WHAT TO PRODUCE
Look through the listing below for the string "Packet". Say how many lines hold it, and nothing else.

WORKING DATA
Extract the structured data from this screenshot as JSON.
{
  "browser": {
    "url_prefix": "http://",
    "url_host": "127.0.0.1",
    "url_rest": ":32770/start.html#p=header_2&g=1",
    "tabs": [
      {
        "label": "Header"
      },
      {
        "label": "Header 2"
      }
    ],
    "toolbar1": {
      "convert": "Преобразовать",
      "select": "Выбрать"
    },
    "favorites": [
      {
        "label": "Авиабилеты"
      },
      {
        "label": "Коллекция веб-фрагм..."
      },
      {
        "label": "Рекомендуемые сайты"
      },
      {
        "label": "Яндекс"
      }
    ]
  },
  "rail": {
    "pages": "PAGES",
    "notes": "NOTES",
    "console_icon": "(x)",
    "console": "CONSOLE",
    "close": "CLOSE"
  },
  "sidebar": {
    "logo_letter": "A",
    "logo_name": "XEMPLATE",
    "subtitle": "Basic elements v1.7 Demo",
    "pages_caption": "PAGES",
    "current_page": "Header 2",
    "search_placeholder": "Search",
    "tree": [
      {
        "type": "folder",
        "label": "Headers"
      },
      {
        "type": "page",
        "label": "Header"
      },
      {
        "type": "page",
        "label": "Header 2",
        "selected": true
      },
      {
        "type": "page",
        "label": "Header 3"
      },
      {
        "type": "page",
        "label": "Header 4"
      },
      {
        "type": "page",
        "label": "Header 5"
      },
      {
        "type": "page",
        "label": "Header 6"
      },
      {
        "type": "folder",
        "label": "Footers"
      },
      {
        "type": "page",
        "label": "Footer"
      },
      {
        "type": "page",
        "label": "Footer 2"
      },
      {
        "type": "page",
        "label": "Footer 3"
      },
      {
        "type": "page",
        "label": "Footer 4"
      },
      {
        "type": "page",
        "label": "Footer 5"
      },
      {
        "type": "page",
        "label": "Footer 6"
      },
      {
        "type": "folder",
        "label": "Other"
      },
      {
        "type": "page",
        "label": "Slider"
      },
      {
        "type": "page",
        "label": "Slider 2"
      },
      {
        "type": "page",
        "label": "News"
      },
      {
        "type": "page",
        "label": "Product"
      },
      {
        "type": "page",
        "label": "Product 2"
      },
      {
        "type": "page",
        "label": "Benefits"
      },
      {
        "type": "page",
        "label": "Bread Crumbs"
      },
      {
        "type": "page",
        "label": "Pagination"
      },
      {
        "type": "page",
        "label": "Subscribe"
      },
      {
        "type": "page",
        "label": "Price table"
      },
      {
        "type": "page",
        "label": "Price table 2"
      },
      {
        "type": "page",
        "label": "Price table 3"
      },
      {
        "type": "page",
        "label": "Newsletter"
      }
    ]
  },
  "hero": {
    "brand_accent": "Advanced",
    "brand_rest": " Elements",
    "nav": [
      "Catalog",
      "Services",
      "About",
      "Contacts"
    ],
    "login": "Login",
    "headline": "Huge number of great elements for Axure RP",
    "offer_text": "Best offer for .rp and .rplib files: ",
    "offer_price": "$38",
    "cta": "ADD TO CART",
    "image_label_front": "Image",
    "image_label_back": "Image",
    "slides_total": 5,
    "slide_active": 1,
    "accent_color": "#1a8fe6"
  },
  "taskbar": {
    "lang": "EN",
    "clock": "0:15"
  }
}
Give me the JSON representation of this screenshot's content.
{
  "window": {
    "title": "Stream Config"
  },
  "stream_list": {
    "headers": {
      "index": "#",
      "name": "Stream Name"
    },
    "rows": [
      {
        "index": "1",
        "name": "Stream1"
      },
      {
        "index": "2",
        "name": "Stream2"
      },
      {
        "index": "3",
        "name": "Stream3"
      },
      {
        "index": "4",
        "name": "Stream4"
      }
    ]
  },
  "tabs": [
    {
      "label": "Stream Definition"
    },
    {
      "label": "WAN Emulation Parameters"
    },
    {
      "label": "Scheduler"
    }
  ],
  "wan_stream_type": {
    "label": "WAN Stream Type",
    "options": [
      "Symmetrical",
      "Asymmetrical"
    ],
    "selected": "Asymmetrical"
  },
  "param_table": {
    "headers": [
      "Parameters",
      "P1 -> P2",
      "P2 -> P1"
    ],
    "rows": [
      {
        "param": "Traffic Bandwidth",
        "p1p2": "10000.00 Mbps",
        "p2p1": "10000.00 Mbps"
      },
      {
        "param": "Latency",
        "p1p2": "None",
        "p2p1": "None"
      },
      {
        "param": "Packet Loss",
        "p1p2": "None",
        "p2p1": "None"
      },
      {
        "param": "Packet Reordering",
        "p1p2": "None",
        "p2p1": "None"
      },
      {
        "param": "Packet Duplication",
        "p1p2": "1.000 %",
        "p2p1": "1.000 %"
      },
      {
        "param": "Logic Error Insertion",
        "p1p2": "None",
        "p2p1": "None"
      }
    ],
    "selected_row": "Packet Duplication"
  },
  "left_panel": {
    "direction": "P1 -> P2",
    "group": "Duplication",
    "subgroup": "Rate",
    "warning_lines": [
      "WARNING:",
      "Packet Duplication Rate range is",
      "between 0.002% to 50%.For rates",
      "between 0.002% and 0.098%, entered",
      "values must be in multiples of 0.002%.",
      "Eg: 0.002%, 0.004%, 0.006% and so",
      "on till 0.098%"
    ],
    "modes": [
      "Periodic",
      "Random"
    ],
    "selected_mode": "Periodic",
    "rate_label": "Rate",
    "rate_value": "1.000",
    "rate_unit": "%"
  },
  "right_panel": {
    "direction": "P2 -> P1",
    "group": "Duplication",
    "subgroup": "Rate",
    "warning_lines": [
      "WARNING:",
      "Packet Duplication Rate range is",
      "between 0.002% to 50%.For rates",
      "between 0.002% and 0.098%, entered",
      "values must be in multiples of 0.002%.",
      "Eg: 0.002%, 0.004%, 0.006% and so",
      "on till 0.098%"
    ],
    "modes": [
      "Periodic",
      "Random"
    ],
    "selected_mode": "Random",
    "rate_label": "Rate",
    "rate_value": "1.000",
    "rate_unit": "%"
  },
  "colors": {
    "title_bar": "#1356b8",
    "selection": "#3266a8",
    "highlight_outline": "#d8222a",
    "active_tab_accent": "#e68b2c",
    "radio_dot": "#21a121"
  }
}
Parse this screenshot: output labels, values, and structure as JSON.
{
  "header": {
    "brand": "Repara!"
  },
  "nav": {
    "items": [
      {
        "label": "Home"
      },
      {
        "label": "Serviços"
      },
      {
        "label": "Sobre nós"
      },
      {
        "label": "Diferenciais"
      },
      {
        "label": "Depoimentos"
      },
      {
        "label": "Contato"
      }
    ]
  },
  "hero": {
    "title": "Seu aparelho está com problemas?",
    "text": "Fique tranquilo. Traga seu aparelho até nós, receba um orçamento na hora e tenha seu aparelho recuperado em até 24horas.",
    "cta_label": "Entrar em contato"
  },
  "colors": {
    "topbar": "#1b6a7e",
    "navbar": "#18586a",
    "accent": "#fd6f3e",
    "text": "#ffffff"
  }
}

OUTPUT FOR THIS EXERCISE
6